by Jordan Mark
Sunday was my 22nd birthday, and on that day, I had the craving for ABBA.
I’d been in an ABBA mood the few days before. Something got me wanting to hear the joyous sing-alongs and harmonious instrumentals. My birthday was just another day of feeling the ABBA sunshine gloss over myself in warm satisfaction. I then came to find out it was the perfect time to be getting into the ABBA spirit because they recently announced that, after a 40-year period, they’re going to release a new album.
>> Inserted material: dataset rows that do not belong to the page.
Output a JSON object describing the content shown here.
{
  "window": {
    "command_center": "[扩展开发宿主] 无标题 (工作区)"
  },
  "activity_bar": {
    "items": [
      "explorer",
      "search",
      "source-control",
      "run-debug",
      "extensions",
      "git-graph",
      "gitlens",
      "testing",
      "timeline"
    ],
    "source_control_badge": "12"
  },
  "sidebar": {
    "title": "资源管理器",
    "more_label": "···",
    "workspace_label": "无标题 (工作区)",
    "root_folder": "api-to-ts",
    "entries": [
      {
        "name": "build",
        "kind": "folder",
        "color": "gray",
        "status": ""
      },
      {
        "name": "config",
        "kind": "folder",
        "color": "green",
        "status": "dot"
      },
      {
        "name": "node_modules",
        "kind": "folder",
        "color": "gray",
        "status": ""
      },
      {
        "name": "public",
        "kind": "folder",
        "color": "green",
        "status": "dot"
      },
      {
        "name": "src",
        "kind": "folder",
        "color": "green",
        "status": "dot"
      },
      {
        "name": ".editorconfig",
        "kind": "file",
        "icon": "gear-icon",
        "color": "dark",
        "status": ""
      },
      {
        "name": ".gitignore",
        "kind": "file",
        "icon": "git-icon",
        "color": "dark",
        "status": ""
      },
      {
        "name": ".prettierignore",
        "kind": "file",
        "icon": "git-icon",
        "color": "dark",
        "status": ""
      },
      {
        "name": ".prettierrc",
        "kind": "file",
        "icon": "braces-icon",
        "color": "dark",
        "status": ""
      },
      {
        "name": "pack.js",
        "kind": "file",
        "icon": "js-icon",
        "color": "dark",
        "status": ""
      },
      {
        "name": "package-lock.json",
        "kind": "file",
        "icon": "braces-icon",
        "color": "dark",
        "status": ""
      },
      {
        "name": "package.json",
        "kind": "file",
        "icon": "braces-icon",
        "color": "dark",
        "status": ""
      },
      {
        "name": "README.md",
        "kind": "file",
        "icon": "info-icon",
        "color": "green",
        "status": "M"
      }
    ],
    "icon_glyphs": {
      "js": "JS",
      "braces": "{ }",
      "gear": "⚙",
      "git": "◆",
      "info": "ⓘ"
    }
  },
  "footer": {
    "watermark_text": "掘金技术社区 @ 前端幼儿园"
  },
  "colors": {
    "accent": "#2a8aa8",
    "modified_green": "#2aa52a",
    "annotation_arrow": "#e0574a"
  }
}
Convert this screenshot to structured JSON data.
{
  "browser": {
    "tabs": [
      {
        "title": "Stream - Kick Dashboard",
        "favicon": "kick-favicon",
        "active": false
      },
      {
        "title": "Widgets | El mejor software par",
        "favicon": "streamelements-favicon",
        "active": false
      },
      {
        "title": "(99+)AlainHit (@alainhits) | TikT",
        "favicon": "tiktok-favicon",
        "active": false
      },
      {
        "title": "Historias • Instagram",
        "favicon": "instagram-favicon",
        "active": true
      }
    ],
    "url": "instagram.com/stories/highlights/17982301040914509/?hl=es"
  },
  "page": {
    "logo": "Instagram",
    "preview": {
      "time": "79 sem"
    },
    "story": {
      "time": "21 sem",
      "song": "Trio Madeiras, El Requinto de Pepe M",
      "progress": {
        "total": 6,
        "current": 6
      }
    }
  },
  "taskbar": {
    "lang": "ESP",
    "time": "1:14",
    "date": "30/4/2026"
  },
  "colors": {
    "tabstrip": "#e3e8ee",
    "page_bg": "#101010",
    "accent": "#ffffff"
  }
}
While the November 5th release date is miles away, they did release two songs – “I Still Have Faith in You” and “Don’t Shut Me Down” – for listeners to chant along while they wait.
While the announcement of a new album is beyond exciting, they also announced a concert in May 2022. What struck me about that announcement was that the concert will have the group as digital holograms of themselves from 1979. This is yet another case where the use of holograms and other digital technology is being used on artists, and it makes me question how much they’ll impact society’s comfort with it.
Within the past 15 years or so, the use of holograms has been implemented for artists like Whitney Houston, Tupac, and Roy Orbison. The upcoming Fox show Alter Ego plans to have people become their dream characters using digital technology. Even artists that don’t have actual human anatomy have gained adoration from those that do, such as the Vocaloid phenomenon talents of Hatsune Miku and Megurine Luka. Our trust (or lack thereof) with advanced technology complementing our culture is thought about here and there, and yet there’s a growing comfortability with seeing these advanced technological processes on artists. That, or it’s just being pushed on us more and more each year.
I could see the comfort level of this technology in the music world being attributed as something used for creative or nostalgic purposes. Many that have been featured as holograms have passed away, and the yearning to experience a moment in time with them at their peaks is prevalent, especially nowadays where nostalgia is such a focus. With the ABBA announcement, the technology is being utilized for that: to allow people to experience a time they wished they could have lived (or for those that did, re-live it with a different perspective). ABBA is consciously making this decision themselves, which makes me wonder if other artists will follow suit when they get older. I’m not quite sure how I’d feel seeing a hologram of an artist performing, but as long as it doesn’t attack me afterward, then I don’t see why it can’t be used. Then again, I’m not including factors like upholding an artist’s legacy respectfully. It boggles my mind how people are stretching the boundaries of maintaining an artist’s legacy, and the idea of holograms in general opens even more discussion on what’s considered a pleasurable concert experience between different generations.
Will we get a hologram of Charlie Watts anytime soon? Probably not (we’re still grieving). Just know that if you see a bunch of Lollapaloozers losing their minds over pixelized caricatures, you will know that we probably have distinctively differentiated the Zoomers from the Boomers once more.